The band, whose albums include "The Dark Side of the Moon" and "The Wall," went to court to challenge EMI's right to "unbundle" their records and sell individual tracks online.H/T The A.V. Club. Where they make this excellent observation:
Judge Andrew Morritt accepted arguments by the group that EMI was bound by a contract forbidding it from selling records other than as complete albums without written consent.
The judge said the purpose of a clause in the contract, drawn up more than a decade ago, was to "preserve the artistic integrity of the albums."
So, yeah, there you go: Listening to "Money" or "Comfortably Numb" sans those songs' original contexts is doing Pink Floyd an aesthetic disservice. Now would Roger Waters please call every classic-rock radio station in the world and tell them that?I've never really understood the urge of some artists to go around and control exactly how their work is enjoyed. Isn't the enjoyment the point? Not to wax nostalgic too much or anything, but I first heard The Wall on classic rock radio, most likely driving around in a friend's car or in a basement somewhere, out of order, out of context. It took me forever to understand why you can't have any pudding if you don't eat your meat. Or what the hell The Wall was anyway. But I dug the music and watched the movie (and have been kind of freaked out by Bob Geldorf ever since, Live Aid and all) and love the whole thing.
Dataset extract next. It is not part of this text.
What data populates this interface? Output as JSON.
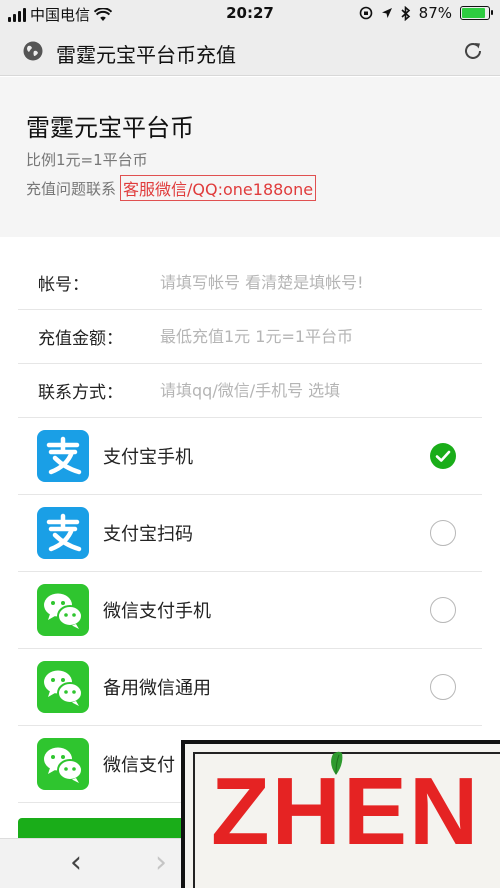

Did it matter when I was in my best friend's Buick Skyhawk that I didn't know where "Comfortably Numb" fell in the storyline of The Wall? Not at all.
This is one of those artists vs. accessibility things that are so popular these days, I suppose. Does an artist have an absolute right to control their work at all times? Should that get in the way of enjoyment? Should anyone have to listen to ALL of The Dark Side of the Moon because they like "Money?" (Who doesn't like "Money?")